WASHINGTON (Reuters) - A Republican U.S. senator confirmed on Monday that he had pleaded guilty to a charge of disorderly conduct earlier this month after he was arrested in June in a men’s’ toilet at a Minnesota airport.
Sen. Larry Craig of Idaho was arrested by a plainclothes police officer investigating complaints of lewd conduct in the men’s public restroom at the Minneapolis-St. Paul International Airport, according to a police report cited by the Capitol Hill newspaper Roll Call.
In a carefully worded statement, Craig gave no details of the incident that prompted his arrest on June 11 but confirmed that he had pleaded guilty to disorderly conduct.
“At the time of this incident, I complained to the police that they were misconstruing my actions. I was not involved in any inappropriate conduct,” Craig said in a statement.
“I should have had the advice of counsel in resolving this matter. In hindsight, I should not have pled guilty. I was trying to handle this matter myself quickly and expeditiously.”
Craig, a married father of three, paid more than $500 in fines and fees related to the misdemeanor charge and was given one year of probation, Roll Call reported.
According to the police report, Craig entered a bathroom stall next to the police investigator, placed his bag against the front of the door and tapped his foot in a gesture commonly used to try to pick up men in public toilets.
“I recognized this as a signal used by persons wishing to engage in lewd conduct,” Roll Call wrote, quoting the investigator in the police incident report.
Craig is in his third term and up for re-election next year. He is a former member of the Senate’s Republican leadership and played an active role in the 1998 impeachment of former President Bill Clinton over the Monica Lewinsky sex scandal.
Democrats currently have an effective a 51-49 majority in the Senate.
In a June 2006 Senate vote, Craig voted in favor of an amendment to the Constitution to define marriage in the United States as a union between one man and one woman. The amendment was defeated by one vote.
Craig is a strong advocate for the rights of gun owners. He has a close association with the National Rifle Association and at one time sat on its board of directors.
In October last year a gay rights activist claimed in a Web log that Craig had had several gay relationships.

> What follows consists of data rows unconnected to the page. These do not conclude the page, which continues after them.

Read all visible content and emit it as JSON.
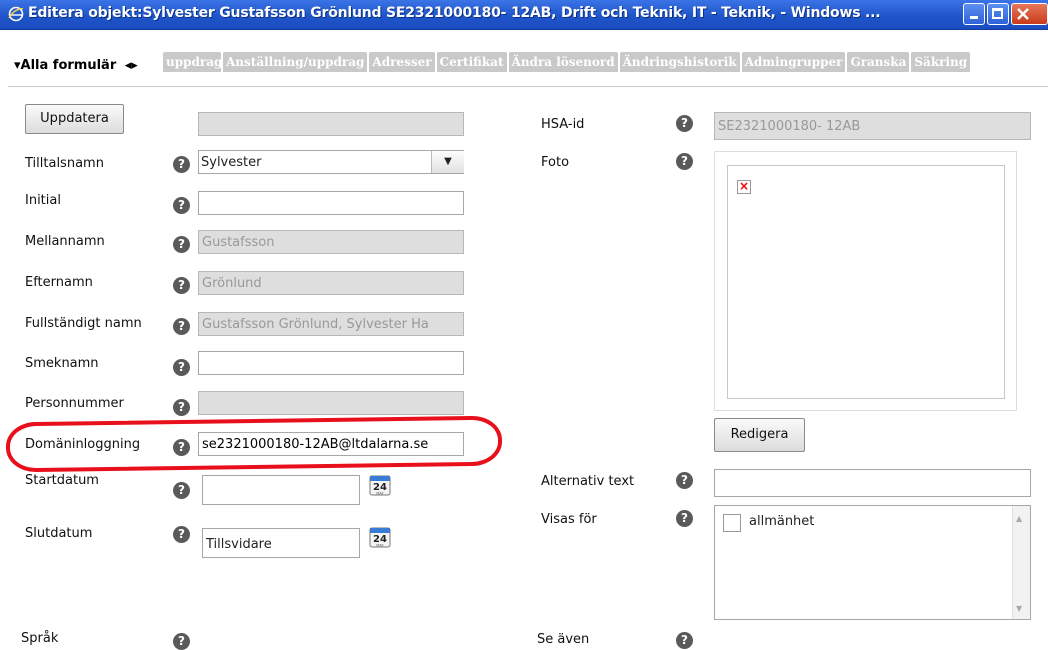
{
  "window": {
    "title": "Editera objekt:Sylvester Gustafsson Grönlund SE2321000180- 12AB, Drift och Teknik, IT - Teknik,  - Windows ...",
    "icon": "ie-icon",
    "controls": [
      "minimize-icon",
      "maximize-icon",
      "close-icon"
    ]
  },
  "tabs": {
    "all_label": "▾Alla formulär",
    "nav_arrows": "◂▸",
    "items": [
      "uppdrag",
      "Anställning/uppdrag",
      "Adresser",
      "Certifikat",
      "Ändra lösenord",
      "Ändringshistorik",
      "Admingrupper",
      "Granska",
      "Säkring"
    ]
  },
  "form": {
    "update_button": "Uppdatera",
    "help_glyph": "?",
    "fields": {
      "tilltalsnamn": {
        "label": "Tilltalsnamn",
        "value": "Sylvester",
        "select_arrow": "▼"
      },
      "initial": {
        "label": "Initial",
        "value": ""
      },
      "mellannamn": {
        "label": "Mellannamn",
        "value": "Gustafsson"
      },
      "efternamn": {
        "label": "Efternamn",
        "value": "Grönlund"
      },
      "fullstandigt_namn": {
        "label": "Fullständigt namn",
        "value": "Gustafsson Grönlund, Sylvester Ha"
      },
      "smeknamn": {
        "label": "Smeknamn",
        "value": ""
      },
      "personnummer": {
        "label": "Personnummer",
        "value": ""
      },
      "domaninloggning": {
        "label": "Domäninloggning",
        "value": "se2321000180-12AB@ltdalarna.se"
      },
      "startdatum": {
        "label": "Startdatum",
        "value": ""
      },
      "slutdatum": {
        "label": "Slutdatum",
        "value": "Tillsvidare"
      },
      "sprak": {
        "label": "Språk"
      }
    },
    "calendar": {
      "day": "24",
      "month": "MAY"
    },
    "right": {
      "hsa_id": {
        "label": "HSA-id",
        "value": "SE2321000180- 12AB"
      },
      "foto": {
        "label": "Foto",
        "broken_image": "×"
      },
      "edit_button": "Redigera",
      "alternativ_text": {
        "label": "Alternativ text",
        "value": ""
      },
      "visas_for": {
        "label": "Visas för",
        "option": "allmänhet"
      },
      "se_aven": {
        "label": "Se även"
      }
    }
  },
  "colors": {
    "annotation": "#e8101a",
    "tab_bg": "#c9c9c9",
    "titlebar": "#2459d3"
  }
}
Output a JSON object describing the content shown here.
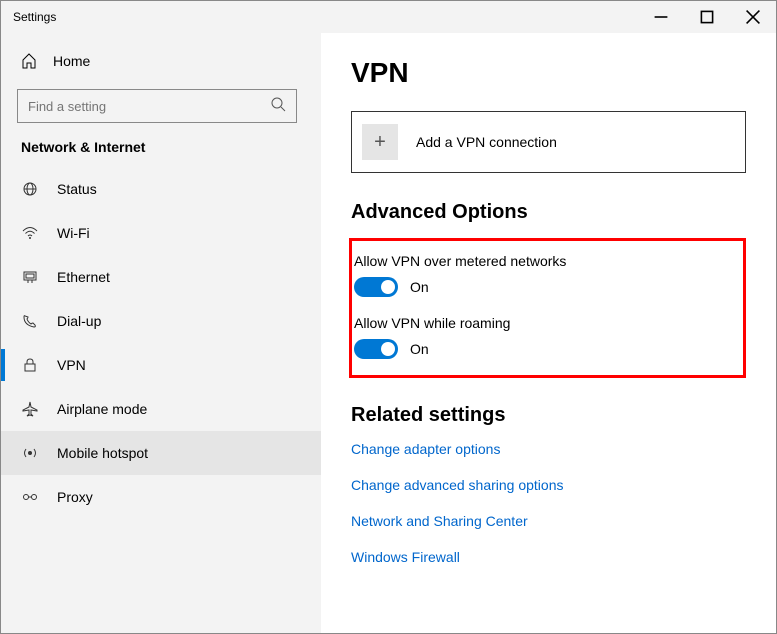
{
  "window": {
    "title": "Settings"
  },
  "sidebar": {
    "home": "Home",
    "search_placeholder": "Find a setting",
    "category": "Network & Internet",
    "items": [
      {
        "label": "Status"
      },
      {
        "label": "Wi-Fi"
      },
      {
        "label": "Ethernet"
      },
      {
        "label": "Dial-up"
      },
      {
        "label": "VPN"
      },
      {
        "label": "Airplane mode"
      },
      {
        "label": "Mobile hotspot"
      },
      {
        "label": "Proxy"
      }
    ]
  },
  "main": {
    "title": "VPN",
    "add_label": "Add a VPN connection",
    "advanced_title": "Advanced Options",
    "opt1_label": "Allow VPN over metered networks",
    "opt1_state": "On",
    "opt2_label": "Allow VPN while roaming",
    "opt2_state": "On",
    "related_title": "Related settings",
    "links": [
      "Change adapter options",
      "Change advanced sharing options",
      "Network and Sharing Center",
      "Windows Firewall"
    ]
  }
}
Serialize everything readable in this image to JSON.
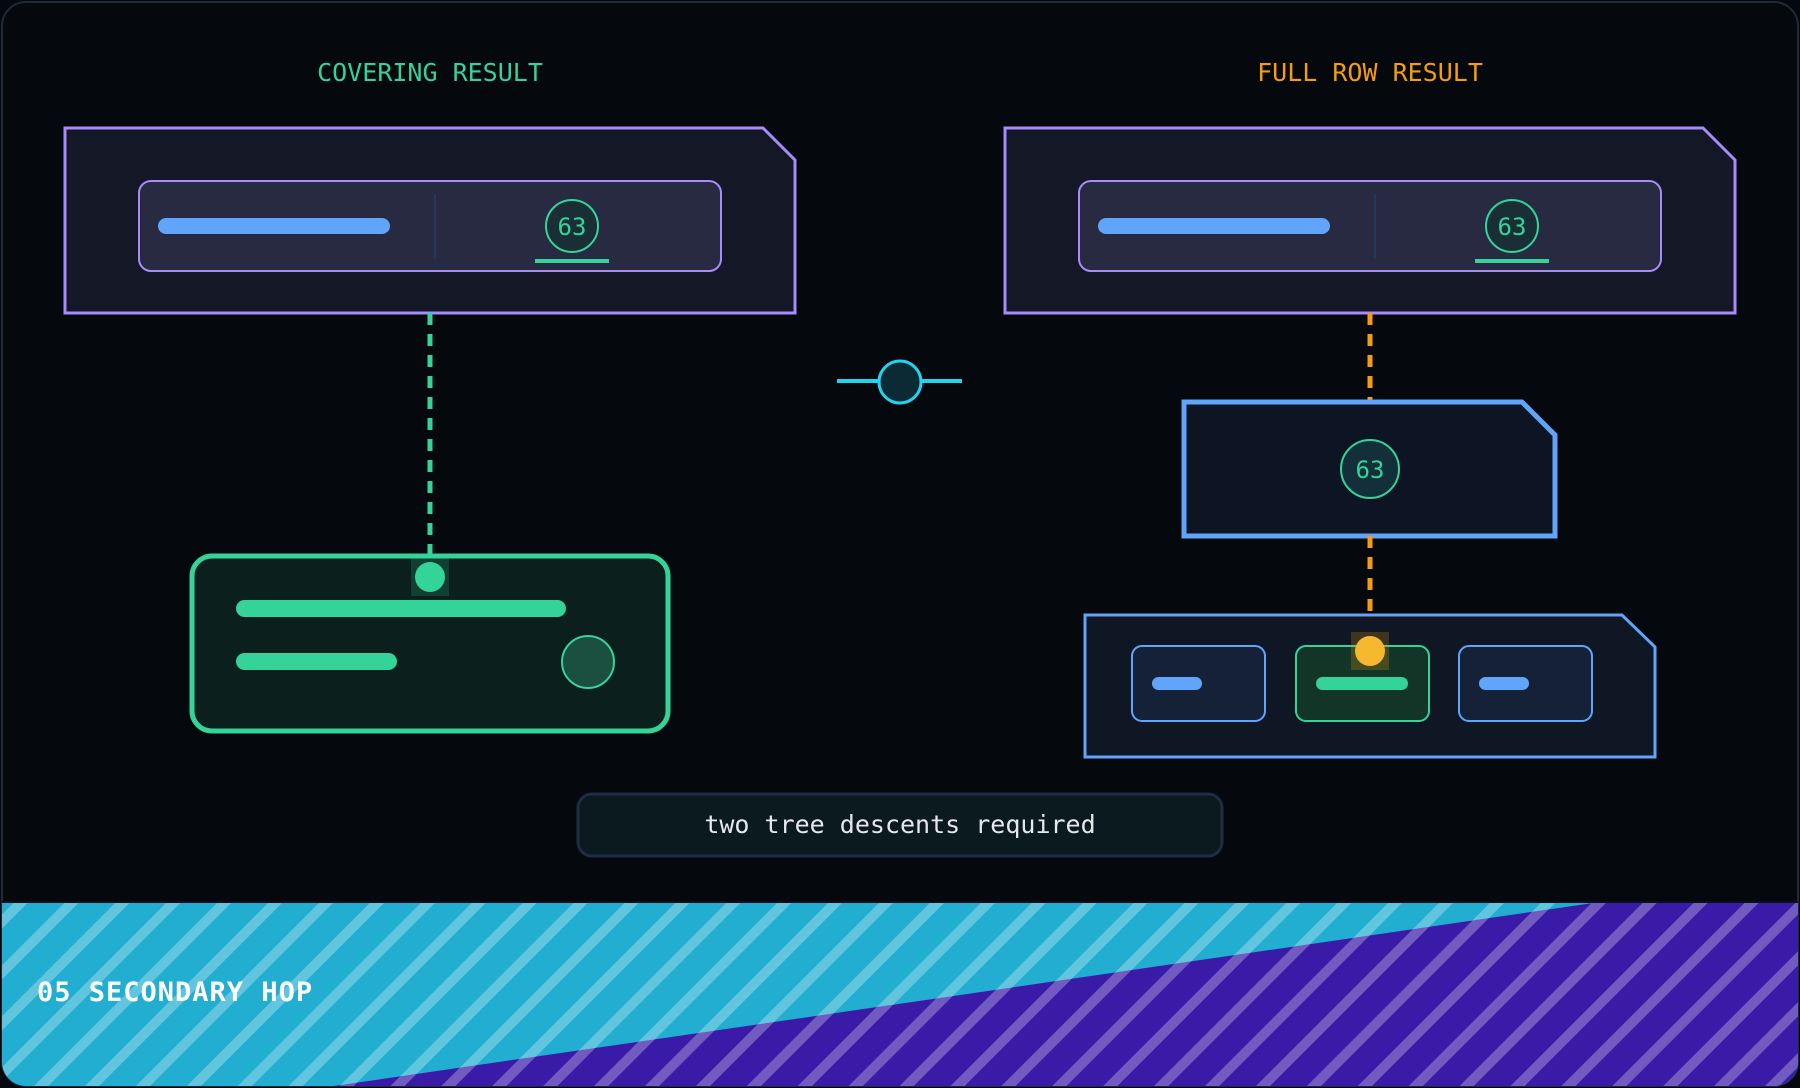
{
  "left_panel": {
    "title": "COVERING RESULT",
    "key_value": "63",
    "accent": "#34d399"
  },
  "right_panel": {
    "title": "FULL ROW RESULT",
    "key_value": "63",
    "lookup_value": "63",
    "accent": "#f59e0b"
  },
  "caption": "two tree descents required",
  "footer": {
    "label": "05 SECONDARY HOP"
  },
  "colors": {
    "background": "#05080d",
    "index_border": "#a78bfa",
    "leaf_border": "#34d399",
    "table_border": "#60a5fa",
    "bar_blue": "#60a5fa",
    "bar_green": "#34d399",
    "connector_cyan": "#22d3ee",
    "footer_cyan": "#22aed0",
    "footer_purple": "#3a1ba8"
  }
}
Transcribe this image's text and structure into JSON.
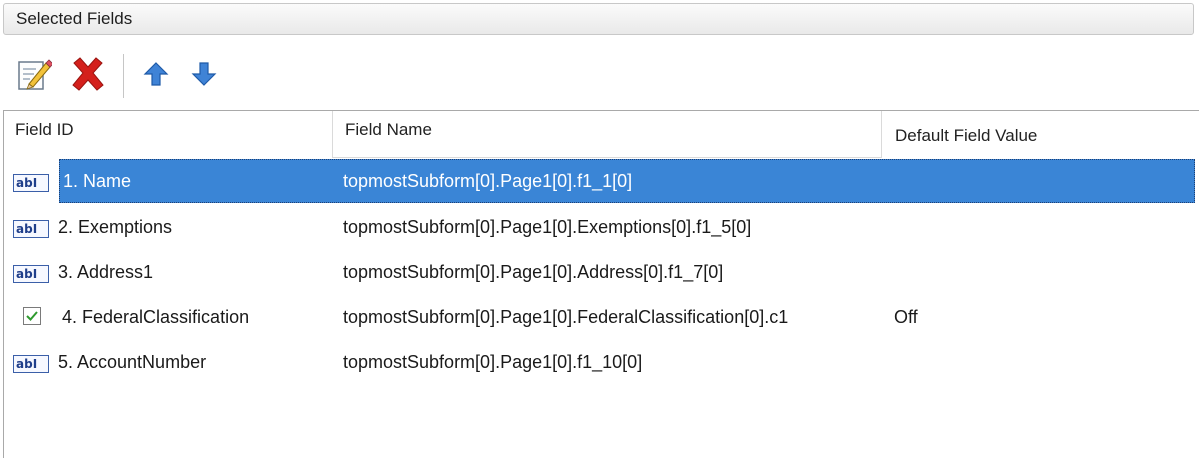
{
  "panel": {
    "title": "Selected Fields"
  },
  "toolbar": {
    "buttons": [
      {
        "name": "edit",
        "icon": "edit-icon"
      },
      {
        "name": "delete",
        "icon": "delete-icon"
      },
      {
        "name": "move-up",
        "icon": "arrow-up-icon"
      },
      {
        "name": "move-down",
        "icon": "arrow-down-icon"
      }
    ]
  },
  "grid": {
    "columns": [
      "Field ID",
      "Field Name",
      "Default Field Value"
    ],
    "rows": [
      {
        "id": "1. Name",
        "name": "topmostSubform[0].Page1[0].f1_1[0]",
        "value": "",
        "type_icon": "text-field-icon",
        "type_label": "ab",
        "selected": true
      },
      {
        "id": "2. Exemptions",
        "name": "topmostSubform[0].Page1[0].Exemptions[0].f1_5[0]",
        "value": "",
        "type_icon": "text-field-icon",
        "type_label": "ab"
      },
      {
        "id": "3. Address1",
        "name": "topmostSubform[0].Page1[0].Address[0].f1_7[0]",
        "value": "",
        "type_icon": "text-field-icon",
        "type_label": "ab"
      },
      {
        "id": "4. FederalClassification",
        "name": "topmostSubform[0].Page1[0].FederalClassification[0].c1",
        "value": "Off",
        "type_icon": "checkbox-icon"
      },
      {
        "id": "5. AccountNumber",
        "name": "topmostSubform[0].Page1[0].f1_10[0]",
        "value": "",
        "type_icon": "text-field-icon",
        "type_label": "ab"
      }
    ]
  },
  "colors": {
    "selection": "#3a85d6",
    "red_x": "#d4201c",
    "arrow_blue": "#3f83d6",
    "checkmark": "#2e9a2e"
  }
}
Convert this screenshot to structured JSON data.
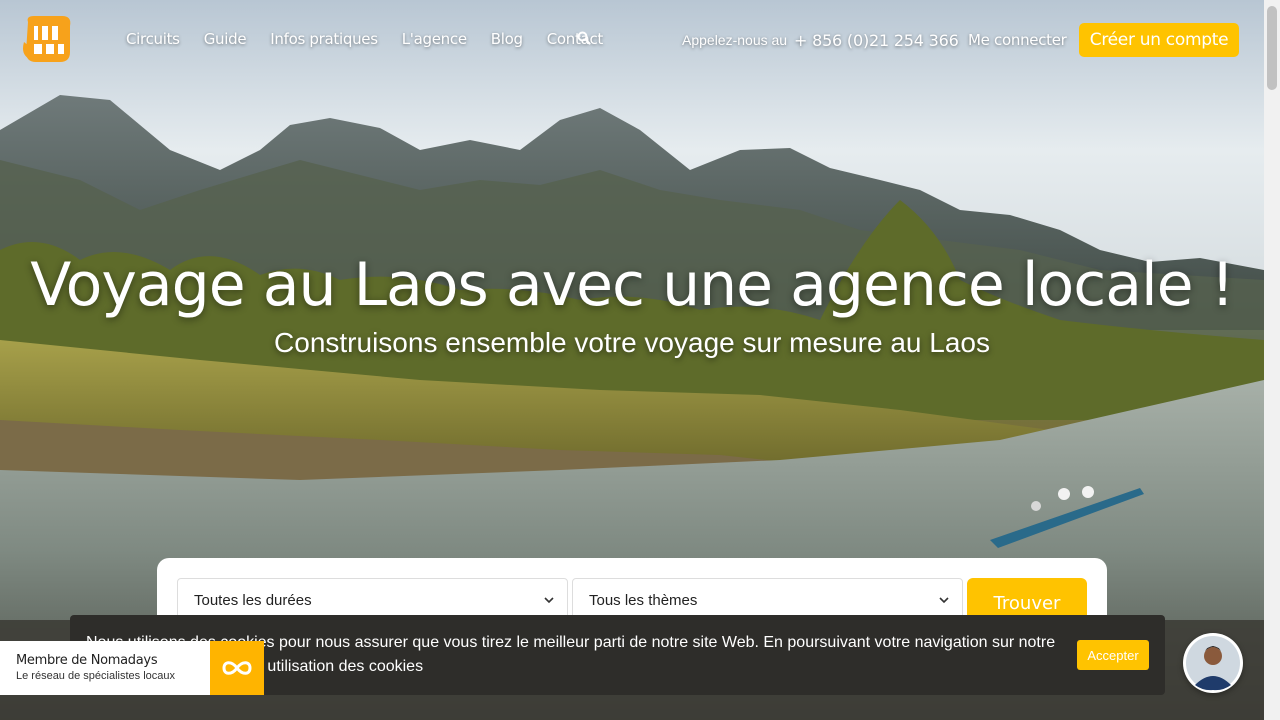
{
  "nav": {
    "links": [
      "Circuits",
      "Guide",
      "Infos pratiques",
      "L'agence",
      "Blog",
      "Contact"
    ],
    "call_label": "Appelez-nous au",
    "phone": "+ 856 (0)21 254 366",
    "login": "Me connecter",
    "create_account": "Créer un compte"
  },
  "hero": {
    "title": "Voyage au Laos avec une agence locale !",
    "subtitle": "Construisons ensemble votre voyage sur mesure au Laos"
  },
  "search": {
    "duration_selected": "Toutes les durées",
    "theme_selected": "Tous les thèmes",
    "find_label": "Trouver"
  },
  "cookie": {
    "text": "Nous utilisons des cookies pour nous assurer que vous tirez le meilleur parti de notre site Web. En poursuivant votre navigation sur notre site, vous acceptez notre utilisation des cookies",
    "accept_label": "Accepter"
  },
  "nomadays": {
    "title": "Membre de Nomadays",
    "subtitle": "Le réseau de spécialistes locaux"
  },
  "colors": {
    "accent": "#ffc300",
    "cookie_bg": "#2e2d2a"
  },
  "icons": {
    "search": "search-icon",
    "chevron": "chevron-down-icon",
    "nomadays": "infinity-icon",
    "chat": "chat-avatar"
  }
}
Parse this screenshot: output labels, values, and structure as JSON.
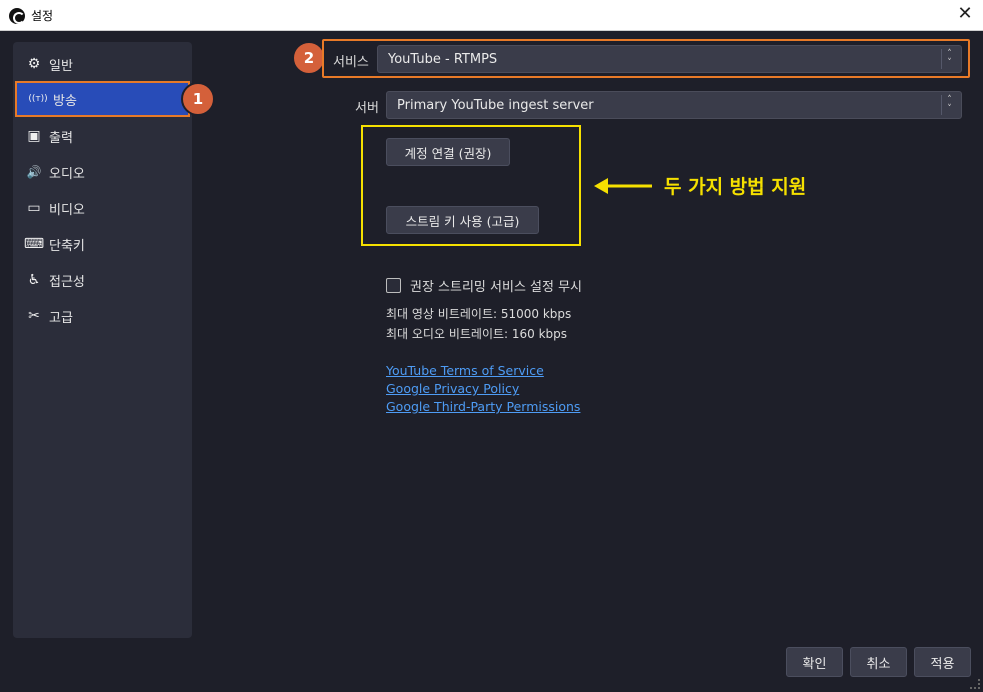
{
  "window": {
    "title": "설정",
    "close_glyph": "✕"
  },
  "sidebar": {
    "items": [
      {
        "label": "일반",
        "icon": "gear-icon",
        "glyph": "⚙"
      },
      {
        "label": "방송",
        "icon": "broadcast-icon",
        "glyph": "((ᴛ))"
      },
      {
        "label": "출력",
        "icon": "output-icon",
        "glyph": "▣"
      },
      {
        "label": "오디오",
        "icon": "speaker-icon",
        "glyph": "🔊"
      },
      {
        "label": "비디오",
        "icon": "monitor-icon",
        "glyph": "▭"
      },
      {
        "label": "단축키",
        "icon": "keyboard-icon",
        "glyph": "⌨"
      },
      {
        "label": "접근성",
        "icon": "accessibility-icon",
        "glyph": "♿"
      },
      {
        "label": "고급",
        "icon": "tools-icon",
        "glyph": "✂"
      }
    ],
    "active_index": 1
  },
  "annotations": {
    "badge1": "1",
    "badge2": "2",
    "callout": "두 가지 방법 지원"
  },
  "stream": {
    "service_label": "서비스",
    "service_value": "YouTube - RTMPS",
    "server_label": "서버",
    "server_value": "Primary YouTube ingest server",
    "connect_button": "계정 연결 (권장)",
    "stream_key_button": "스트림 키 사용 (고급)",
    "ignore_label": "권장 스트리밍 서비스 설정 무시",
    "max_video_bitrate": "최대 영상 비트레이트: 51000 kbps",
    "max_audio_bitrate": "최대 오디오 비트레이트: 160 kbps",
    "links": [
      "YouTube Terms of Service",
      "Google Privacy Policy",
      "Google Third-Party Permissions"
    ]
  },
  "footer": {
    "ok": "확인",
    "cancel": "취소",
    "apply": "적용"
  },
  "colors": {
    "accent": "#284cb8",
    "highlight_orange": "#e87a28",
    "highlight_yellow": "#f5e000",
    "badge": "#d4603a",
    "link": "#4e9cf5"
  }
}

Craig’s office denied it, saying the allegations were “completely ridiculous” and had “no basis in fact.”
Craig’s troubles follow an admission earlier this month by one of his conservative Republican colleagues, Sen. David Vitter of Lousiana, that he had committed a “very serious sin” after his number was found in the telephone records of a woman accused of running a Washington prostitution ring.
Additional reporting by Rick Cowan and Chris Wilson